[[ Records supplied, beginning ]]

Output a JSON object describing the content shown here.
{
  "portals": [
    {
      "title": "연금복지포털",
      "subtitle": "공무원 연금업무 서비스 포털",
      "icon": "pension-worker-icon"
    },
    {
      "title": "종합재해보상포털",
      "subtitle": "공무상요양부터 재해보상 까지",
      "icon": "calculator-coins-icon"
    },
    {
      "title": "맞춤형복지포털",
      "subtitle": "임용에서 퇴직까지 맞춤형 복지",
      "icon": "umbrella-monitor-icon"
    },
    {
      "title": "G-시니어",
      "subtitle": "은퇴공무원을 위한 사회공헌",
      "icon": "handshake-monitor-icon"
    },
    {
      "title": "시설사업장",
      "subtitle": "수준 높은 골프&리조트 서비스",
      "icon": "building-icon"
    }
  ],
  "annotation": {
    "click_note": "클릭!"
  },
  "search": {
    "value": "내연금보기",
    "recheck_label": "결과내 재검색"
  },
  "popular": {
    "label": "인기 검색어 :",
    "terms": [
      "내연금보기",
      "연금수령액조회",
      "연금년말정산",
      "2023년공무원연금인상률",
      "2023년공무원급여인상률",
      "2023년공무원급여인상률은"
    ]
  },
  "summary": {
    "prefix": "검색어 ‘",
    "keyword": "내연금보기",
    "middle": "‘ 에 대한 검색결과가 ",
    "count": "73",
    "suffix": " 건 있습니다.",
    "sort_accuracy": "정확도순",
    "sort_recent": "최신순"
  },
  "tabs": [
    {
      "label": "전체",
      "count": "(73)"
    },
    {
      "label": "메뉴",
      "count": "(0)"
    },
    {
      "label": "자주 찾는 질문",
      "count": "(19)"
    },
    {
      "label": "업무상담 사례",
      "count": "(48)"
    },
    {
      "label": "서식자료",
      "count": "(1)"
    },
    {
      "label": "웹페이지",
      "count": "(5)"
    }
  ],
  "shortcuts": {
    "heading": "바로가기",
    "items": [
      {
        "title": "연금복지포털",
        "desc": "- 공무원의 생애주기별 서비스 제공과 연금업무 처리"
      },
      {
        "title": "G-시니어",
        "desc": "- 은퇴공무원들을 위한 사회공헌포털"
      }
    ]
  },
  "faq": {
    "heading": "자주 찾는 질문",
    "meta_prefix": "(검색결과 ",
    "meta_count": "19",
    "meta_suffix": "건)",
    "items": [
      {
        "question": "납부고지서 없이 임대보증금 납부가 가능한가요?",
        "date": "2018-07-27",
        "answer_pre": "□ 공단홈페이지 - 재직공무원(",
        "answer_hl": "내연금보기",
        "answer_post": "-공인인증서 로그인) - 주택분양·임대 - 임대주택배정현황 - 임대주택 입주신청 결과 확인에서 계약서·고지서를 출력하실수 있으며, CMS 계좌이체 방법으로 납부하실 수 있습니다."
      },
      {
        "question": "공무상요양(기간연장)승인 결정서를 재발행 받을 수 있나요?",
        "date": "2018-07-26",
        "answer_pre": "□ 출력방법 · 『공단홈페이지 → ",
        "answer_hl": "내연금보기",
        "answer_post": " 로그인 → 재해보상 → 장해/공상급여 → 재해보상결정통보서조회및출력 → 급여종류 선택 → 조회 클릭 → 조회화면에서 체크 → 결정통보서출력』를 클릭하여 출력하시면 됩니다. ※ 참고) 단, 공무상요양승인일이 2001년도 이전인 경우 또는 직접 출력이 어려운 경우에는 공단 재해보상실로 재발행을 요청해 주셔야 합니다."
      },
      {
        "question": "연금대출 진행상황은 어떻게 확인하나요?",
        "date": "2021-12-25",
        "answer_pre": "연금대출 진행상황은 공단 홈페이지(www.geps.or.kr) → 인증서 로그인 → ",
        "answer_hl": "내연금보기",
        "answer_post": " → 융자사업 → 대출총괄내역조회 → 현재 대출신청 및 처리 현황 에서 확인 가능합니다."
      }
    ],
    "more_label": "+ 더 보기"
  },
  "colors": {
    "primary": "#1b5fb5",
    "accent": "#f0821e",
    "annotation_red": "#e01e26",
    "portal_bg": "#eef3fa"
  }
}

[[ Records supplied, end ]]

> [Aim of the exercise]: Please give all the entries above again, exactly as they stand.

> [Task result]:
Output a JSON object describing the content shown here.
{
  "portals": [
    {
      "title": "연금복지포털",
      "subtitle": "공무원 연금업무 서비스 포털",
      "icon": "pension-worker-icon"
    },
    {
      "title": "종합재해보상포털",
      "subtitle": "공무상요양부터 재해보상 까지",
      "icon": "calculator-coins-icon"
    },
    {
      "title": "맞춤형복지포털",
      "subtitle": "임용에서 퇴직까지 맞춤형 복지",
      "icon": "umbrella-monitor-icon"
    },
    {
      "title": "G-시니어",
      "subtitle": "은퇴공무원을 위한 사회공헌",
      "icon": "handshake-monitor-icon"
    },
    {
      "title": "시설사업장",
      "subtitle": "수준 높은 골프&리조트 서비스",
      "icon": "building-icon"
    }
  ],
  "annotation": {
    "click_note": "클릭!"
  },
  "search": {
    "value": "내연금보기",
    "recheck_label": "결과내 재검색"
  },
  "popular": {
    "label": "인기 검색어 :",
    "terms": [
      "내연금보기",
      "연금수령액조회",
      "연금년말정산",
      "2023년공무원연금인상률",
      "2023년공무원급여인상률",
      "2023년공무원급여인상률은"
    ]
  },
  "summary": {
    "prefix": "검색어 ‘",
    "keyword": "내연금보기",
    "middle": "‘ 에 대한 검색결과가 ",
    "count": "73",
    "suffix": " 건 있습니다.",
    "sort_accuracy": "정확도순",
    "sort_recent": "최신순"
  },
  "tabs": [
    {
      "label": "전체",
      "count": "(73)"
    },
    {
      "label": "메뉴",
      "count": "(0)"
    },
    {
      "label": "자주 찾는 질문",
      "count": "(19)"
    },
    {
      "label": "업무상담 사례",
      "count": "(48)"
    },
    {
      "label": "서식자료",
      "count": "(1)"
    },
    {
      "label": "웹페이지",
      "count": "(5)"
    }
  ],
  "shortcuts": {
    "heading": "바로가기",
    "items": [
      {
        "title": "연금복지포털",
        "desc": "- 공무원의 생애주기별 서비스 제공과 연금업무 처리"
      },
      {
        "title": "G-시니어",
        "desc": "- 은퇴공무원들을 위한 사회공헌포털"
      }
    ]
  },
  "faq": {
    "heading": "자주 찾는 질문",
    "meta_prefix": "(검색결과 ",
    "meta_count": "19",
    "meta_suffix": "건)",
    "items": [
      {
        "question": "납부고지서 없이 임대보증금 납부가 가능한가요?",
        "date": "2018-07-27",
        "answer_pre": "□ 공단홈페이지 - 재직공무원(",
        "answer_hl": "내연금보기",
        "answer_post": "-공인인증서 로그인) - 주택분양·임대 - 임대주택배정현황 - 임대주택 입주신청 결과 확인에서 계약서·고지서를 출력하실수 있으며, CMS 계좌이체 방법으로 납부하실 수 있습니다."
      },
      {
        "question": "공무상요양(기간연장)승인 결정서를 재발행 받을 수 있나요?",
        "date": "2018-07-26",
        "answer_pre": "□ 출력방법 · 『공단홈페이지 → ",
        "answer_hl": "내연금보기",
        "answer_post": " 로그인 → 재해보상 → 장해/공상급여 → 재해보상결정통보서조회및출력 → 급여종류 선택 → 조회 클릭 → 조회화면에서 체크 → 결정통보서출력』를 클릭하여 출력하시면 됩니다. ※ 참고) 단, 공무상요양승인일이 2001년도 이전인 경우 또는 직접 출력이 어려운 경우에는 공단 재해보상실로 재발행을 요청해 주셔야 합니다."
      },
      {
        "question": "연금대출 진행상황은 어떻게 확인하나요?",
        "date": "2021-12-25",
        "answer_pre": "연금대출 진행상황은 공단 홈페이지(www.geps.or.kr) → 인증서 로그인 → ",
        "answer_hl": "내연금보기",
        "answer_post": " → 융자사업 → 대출총괄내역조회 → 현재 대출신청 및 처리 현황 에서 확인 가능합니다."
      }
    ],
    "more_label": "+ 더 보기"
  },
  "colors": {
    "primary": "#1b5fb5",
    "accent": "#f0821e",
    "annotation_red": "#e01e26",
    "portal_bg": "#eef3fa"
  }
}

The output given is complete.